#### [Work request]
Throughout the records below, find each line holding "selector" and copy it.

[Data items]

"""

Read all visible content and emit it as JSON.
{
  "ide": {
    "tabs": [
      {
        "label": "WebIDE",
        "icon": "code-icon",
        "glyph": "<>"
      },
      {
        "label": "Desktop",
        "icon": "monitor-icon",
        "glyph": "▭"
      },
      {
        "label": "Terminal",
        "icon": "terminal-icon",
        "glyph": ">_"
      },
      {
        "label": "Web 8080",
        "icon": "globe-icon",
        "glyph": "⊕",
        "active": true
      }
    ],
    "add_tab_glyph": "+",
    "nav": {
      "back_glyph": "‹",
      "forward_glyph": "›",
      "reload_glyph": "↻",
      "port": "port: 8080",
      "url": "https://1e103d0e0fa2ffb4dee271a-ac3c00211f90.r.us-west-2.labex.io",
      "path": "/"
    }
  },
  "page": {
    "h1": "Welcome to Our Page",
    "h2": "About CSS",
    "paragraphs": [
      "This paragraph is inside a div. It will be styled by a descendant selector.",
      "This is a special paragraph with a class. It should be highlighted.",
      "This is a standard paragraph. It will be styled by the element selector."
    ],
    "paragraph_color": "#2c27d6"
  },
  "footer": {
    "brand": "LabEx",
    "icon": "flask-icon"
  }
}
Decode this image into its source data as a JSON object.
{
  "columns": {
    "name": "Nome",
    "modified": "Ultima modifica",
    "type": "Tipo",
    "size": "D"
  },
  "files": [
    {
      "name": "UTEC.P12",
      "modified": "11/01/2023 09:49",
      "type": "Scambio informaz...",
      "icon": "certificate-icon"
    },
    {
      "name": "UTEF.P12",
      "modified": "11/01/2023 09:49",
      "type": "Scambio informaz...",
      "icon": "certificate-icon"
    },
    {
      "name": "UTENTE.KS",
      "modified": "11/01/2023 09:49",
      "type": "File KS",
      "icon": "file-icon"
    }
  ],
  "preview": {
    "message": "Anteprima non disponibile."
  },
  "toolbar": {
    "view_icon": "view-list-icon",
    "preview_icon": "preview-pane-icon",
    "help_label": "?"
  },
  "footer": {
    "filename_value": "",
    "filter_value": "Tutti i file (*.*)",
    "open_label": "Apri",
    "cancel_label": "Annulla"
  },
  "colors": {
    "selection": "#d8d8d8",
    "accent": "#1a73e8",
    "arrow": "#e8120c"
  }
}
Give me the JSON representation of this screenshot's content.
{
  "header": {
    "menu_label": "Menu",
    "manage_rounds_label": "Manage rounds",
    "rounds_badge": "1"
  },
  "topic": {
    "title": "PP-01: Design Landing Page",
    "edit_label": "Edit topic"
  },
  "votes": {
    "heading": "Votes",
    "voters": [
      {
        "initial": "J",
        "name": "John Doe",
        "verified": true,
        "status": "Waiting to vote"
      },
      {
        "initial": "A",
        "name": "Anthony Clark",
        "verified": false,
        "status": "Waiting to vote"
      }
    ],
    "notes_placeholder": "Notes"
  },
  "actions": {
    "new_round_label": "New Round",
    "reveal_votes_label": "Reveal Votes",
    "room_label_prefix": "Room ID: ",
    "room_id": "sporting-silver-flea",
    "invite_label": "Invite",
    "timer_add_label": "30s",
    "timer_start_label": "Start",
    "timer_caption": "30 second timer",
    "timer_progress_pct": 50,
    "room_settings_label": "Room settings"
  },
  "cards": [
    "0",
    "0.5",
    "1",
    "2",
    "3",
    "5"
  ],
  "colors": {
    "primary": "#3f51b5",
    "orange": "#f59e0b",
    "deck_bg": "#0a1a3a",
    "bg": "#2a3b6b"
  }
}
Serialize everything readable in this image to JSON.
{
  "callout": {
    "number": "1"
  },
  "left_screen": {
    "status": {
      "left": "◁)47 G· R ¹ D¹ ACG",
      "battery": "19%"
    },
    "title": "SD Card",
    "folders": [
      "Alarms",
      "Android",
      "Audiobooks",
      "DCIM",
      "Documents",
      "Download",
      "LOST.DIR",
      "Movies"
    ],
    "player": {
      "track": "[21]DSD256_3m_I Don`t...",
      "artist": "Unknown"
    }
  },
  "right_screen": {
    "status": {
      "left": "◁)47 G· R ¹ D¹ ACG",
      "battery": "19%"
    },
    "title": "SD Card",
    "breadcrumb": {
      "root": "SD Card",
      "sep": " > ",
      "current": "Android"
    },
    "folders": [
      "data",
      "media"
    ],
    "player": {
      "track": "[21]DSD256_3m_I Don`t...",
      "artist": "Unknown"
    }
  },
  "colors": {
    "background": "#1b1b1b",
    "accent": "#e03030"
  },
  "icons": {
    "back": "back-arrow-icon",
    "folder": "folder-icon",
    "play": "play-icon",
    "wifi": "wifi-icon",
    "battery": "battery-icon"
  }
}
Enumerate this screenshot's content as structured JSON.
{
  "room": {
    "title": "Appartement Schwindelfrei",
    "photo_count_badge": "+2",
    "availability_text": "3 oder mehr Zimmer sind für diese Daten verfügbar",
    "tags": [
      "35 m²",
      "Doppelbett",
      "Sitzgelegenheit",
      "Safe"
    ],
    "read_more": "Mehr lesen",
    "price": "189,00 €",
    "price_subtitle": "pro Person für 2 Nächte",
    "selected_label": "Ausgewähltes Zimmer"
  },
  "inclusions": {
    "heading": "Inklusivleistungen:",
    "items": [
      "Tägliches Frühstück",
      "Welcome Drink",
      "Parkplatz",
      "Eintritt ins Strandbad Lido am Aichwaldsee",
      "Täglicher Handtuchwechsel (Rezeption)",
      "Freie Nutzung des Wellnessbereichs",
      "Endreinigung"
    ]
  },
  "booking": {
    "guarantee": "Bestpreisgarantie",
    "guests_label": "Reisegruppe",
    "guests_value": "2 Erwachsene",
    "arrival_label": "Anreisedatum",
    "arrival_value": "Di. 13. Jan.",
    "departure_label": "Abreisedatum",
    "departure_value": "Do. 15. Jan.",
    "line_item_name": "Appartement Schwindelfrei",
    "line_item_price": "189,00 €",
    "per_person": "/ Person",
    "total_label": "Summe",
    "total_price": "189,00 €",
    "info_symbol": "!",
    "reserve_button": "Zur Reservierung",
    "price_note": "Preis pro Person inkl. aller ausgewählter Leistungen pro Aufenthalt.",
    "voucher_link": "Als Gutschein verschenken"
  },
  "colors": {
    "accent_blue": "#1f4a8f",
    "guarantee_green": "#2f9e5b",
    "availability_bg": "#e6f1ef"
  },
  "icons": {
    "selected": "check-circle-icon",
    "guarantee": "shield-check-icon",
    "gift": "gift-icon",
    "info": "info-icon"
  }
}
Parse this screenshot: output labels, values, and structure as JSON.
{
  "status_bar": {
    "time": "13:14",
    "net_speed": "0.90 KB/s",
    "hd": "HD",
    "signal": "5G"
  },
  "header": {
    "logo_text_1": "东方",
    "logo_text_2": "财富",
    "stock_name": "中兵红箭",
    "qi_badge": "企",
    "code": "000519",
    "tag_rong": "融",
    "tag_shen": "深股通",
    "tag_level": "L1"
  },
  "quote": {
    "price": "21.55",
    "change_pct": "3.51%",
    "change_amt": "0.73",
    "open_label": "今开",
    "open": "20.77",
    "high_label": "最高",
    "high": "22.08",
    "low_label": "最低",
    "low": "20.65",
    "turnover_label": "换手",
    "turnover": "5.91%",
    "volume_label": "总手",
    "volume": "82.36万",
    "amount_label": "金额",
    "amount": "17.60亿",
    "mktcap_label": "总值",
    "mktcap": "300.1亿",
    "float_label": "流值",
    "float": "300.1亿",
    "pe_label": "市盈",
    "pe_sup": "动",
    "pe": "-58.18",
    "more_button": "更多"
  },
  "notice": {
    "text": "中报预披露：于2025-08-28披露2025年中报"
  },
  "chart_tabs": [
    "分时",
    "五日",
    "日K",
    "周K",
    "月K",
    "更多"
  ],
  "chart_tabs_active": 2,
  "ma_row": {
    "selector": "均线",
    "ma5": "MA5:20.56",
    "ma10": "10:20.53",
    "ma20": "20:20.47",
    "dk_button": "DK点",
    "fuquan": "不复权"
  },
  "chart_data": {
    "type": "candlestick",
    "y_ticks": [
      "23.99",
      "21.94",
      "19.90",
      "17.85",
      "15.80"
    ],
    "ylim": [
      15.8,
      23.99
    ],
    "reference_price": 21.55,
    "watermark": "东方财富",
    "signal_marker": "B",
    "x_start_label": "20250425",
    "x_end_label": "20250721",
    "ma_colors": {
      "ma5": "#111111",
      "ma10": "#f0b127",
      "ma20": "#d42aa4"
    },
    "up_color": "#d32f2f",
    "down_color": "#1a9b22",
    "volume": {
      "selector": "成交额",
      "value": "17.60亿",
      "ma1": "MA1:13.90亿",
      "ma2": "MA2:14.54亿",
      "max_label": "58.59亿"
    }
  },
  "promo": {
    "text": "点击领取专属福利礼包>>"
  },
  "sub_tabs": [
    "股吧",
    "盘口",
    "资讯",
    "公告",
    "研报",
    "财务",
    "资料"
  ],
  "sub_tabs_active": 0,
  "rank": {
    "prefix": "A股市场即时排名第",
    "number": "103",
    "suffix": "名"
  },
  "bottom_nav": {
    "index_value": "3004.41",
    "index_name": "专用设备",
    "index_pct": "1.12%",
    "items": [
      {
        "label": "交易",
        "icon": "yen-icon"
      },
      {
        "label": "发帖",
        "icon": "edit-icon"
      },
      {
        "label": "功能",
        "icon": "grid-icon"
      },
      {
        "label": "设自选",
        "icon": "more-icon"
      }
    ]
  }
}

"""

#### [Task response]
      "This paragraph is inside a div. It will be styled by a descendant selector.",
      "This is a standard paragraph. It will be styled by the element selector."
    "selector": "均线",
      "selector": "成交额",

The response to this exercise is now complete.